Can puppies go on walks?

Reading Time: 3 minutes
Editor of Dog Articles
Written By Editor of Dog Articles

At What Age is it Safe for Puppies to Hike?

Your young, sprightly pup is full of energy and will be your closest adventure buddy in years to come. Don’t go to the trails just yet. Young puppies are not suitable for long hikes.

Before you embark on those big adventures, you need to consider your pup’s age, size, breed and health.

Your pup’s limbs will grow longer in their first year of life. While your pup is still growing, they are at risk for growth plate injuries.

Growth plates are soft regions at the end of your pup’s bones. Growth plates are vulnerable to damage from trauma.

The age at which your dog is ready for hikes will vary.

Growth plate injuries that occur before your pup is eight months old tend to be the most devastating, and may result in deformities that require surgery. Dogs are vulnerable as long as they are still growing, which can be one year old for small dogs and 18 months for large dogs.

Ask your vet if your puppy is ready to hike.

What Activities ARE Safe For Puppies?

Hiking, fence- running, agility, and even playing with older dogs can be considered forced exercise because your puppy may overexert itself trying to keep up.

When your puppy is still growing, it’s best to stick to activities that don’t exceed the exercise level they would get from playing with other puppies

5 minutes of walking per month is the general rule. A 4 month old puppy can walk up to 20 minutes twice a day.

That rule only applies to easy walks around the neighborhood. Most people who hike want to take their puppies on the trail right away.

See also  Is burt's bees puppy shampoo good?

A few laps around your local park can be a good way to introduce your puppy to the idea of hiking.

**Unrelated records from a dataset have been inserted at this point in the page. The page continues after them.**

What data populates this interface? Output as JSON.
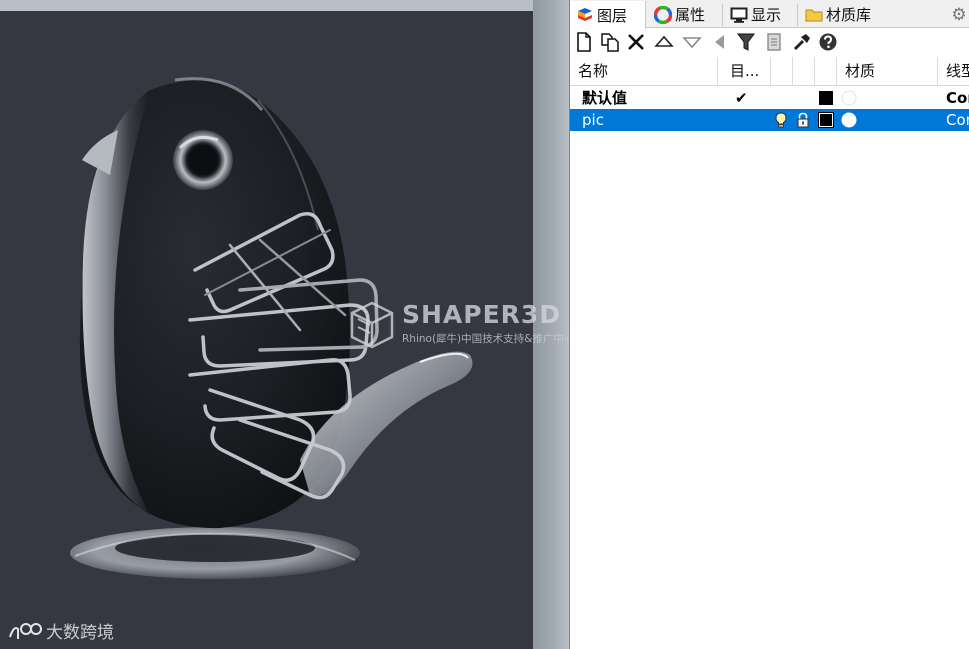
{
  "viewport": {
    "watermark_title": "SHAPER3D",
    "watermark_reg": "®",
    "watermark_subtitle": "Rhino(犀牛)中国技术支持&推广中心",
    "corner_mark": "大数跨境"
  },
  "panel": {
    "tabs": [
      {
        "label": "图层",
        "icon": "layers-icon",
        "active": true
      },
      {
        "label": "属性",
        "icon": "color-wheel-icon",
        "active": false
      },
      {
        "label": "显示",
        "icon": "monitor-icon",
        "active": false
      },
      {
        "label": "材质库",
        "icon": "folder-icon",
        "active": false
      }
    ],
    "settings_icon": "gear-icon",
    "toolbar": [
      {
        "name": "new-layer-button",
        "icon": "new-document-icon"
      },
      {
        "name": "new-sublayer-button",
        "icon": "copy-document-icon"
      },
      {
        "name": "delete-layer-button",
        "icon": "delete-x-icon"
      },
      {
        "name": "move-up-button",
        "icon": "triangle-up-icon"
      },
      {
        "name": "move-down-button",
        "icon": "triangle-down-icon"
      },
      {
        "name": "move-left-button",
        "icon": "triangle-left-icon"
      },
      {
        "name": "filter-button",
        "icon": "funnel-icon"
      },
      {
        "name": "layer-state-button",
        "icon": "page-icon"
      },
      {
        "name": "tools-button",
        "icon": "hammer-icon"
      },
      {
        "name": "help-button",
        "icon": "help-icon"
      }
    ],
    "columns": {
      "name": "名称",
      "current": "目...",
      "material": "材质",
      "linetype": "线型"
    },
    "rows": [
      {
        "name": "默认值",
        "current": "✔",
        "linetype": "Continuous",
        "selected": false,
        "bold": true
      },
      {
        "name": "pic",
        "current": "",
        "linetype": "Continuous",
        "selected": true,
        "bold": false
      }
    ],
    "accent_color": "#0078d7"
  }
}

The terrain can be more difficult for a puppy. You might want to cut the time rule above. A 4 month old puppy would start out with only a few minutes on a trail.

Lift your puppy out of the car if you have to. Don’t let them jump out on their own.

As your puppy approaches a year of age, you can begin taking them on shorter hikes. The general time limit still applies. The further you can go, the older your puppy is.

A puppy can hike for 60 minutes at a time, which is enough to cover 2 miles.

Take frequent breaks, even if your dog doesn’t seem tired, and look for signs that they’ve hiked too far, but aim to stop long before that point

You have to worry about more than growth plate injuries. If you don’t gradually work your way up to long hikes in rough terrain, you could suffer from overexertion, dehydration, heat stroke and muscle tears.

A strong recall

When hiking, keep your dog on a leash. Your dog may not always be attached to you.

They can fall out of their harness. The leash could break. You may eventually want to allow your dog to be off leash in a safe area.

Practice recall every day until your dog responds to your call or whistle.

greeting other dogs

It is not necessary for your dog to say hello to every other dog on the trail. It is good to socialize your puppy because you will inevitably run into off-leash dogs. They are comfortable with random greetings.

Your dog has no choice but to have another dog in their face when your dog is on a leash.

See also  Why is my puppy not eating and sleeping a lot?

Try to keep your dog focused on you. It is more important to be comfortable than to learn to tolerate stress.

If you have a little patience, and focus on light exercise and training while they are still a puppy, you will have a fit and well mannered trail dog in no time.

Politely greeting other dogs

It is not necessary for your dog to say hello to every other dog on the trail. It is good to socialize your puppy because you will inevitably run into off-leash dogs. They are comfortable with random greetings.

Your dog has no choice but to have another dog in their face when your dog is on a leash.

Try to keep your dog focused on you. It is more important to be comfortable than to learn to tolerate stress.

If you have a little patience, and focus on light exercise and training while they are still a puppy, you will have a fit and well mannered trail dog in no time.

Signs of over-exercising puppy

You need to be careful not to over exercise your puppy. It’s just as harmful to over-exercising your puppy as it is to under-exercising them. Large and giant breeds are at risk of this as their growth can continue up to 24 months of age.

There are signs that you are over-exercising your puppy.

The muscles are stiff or sore.

On hot days, over-exercising your puppy puts them at an increased risk of overheating. There are warning signs such as excessive panting, drooling, confusion, and vomiting. Take your puppy to a cooler area if they display the signs.

Water should be applied to your puppy’s fur, skin, under legs, and belly. Fan your puppy with your hands. Take them to your nearest veterinary clinic. If left unattended, heatstroke in dogs can be fatal.

Share on:

Leave a Comment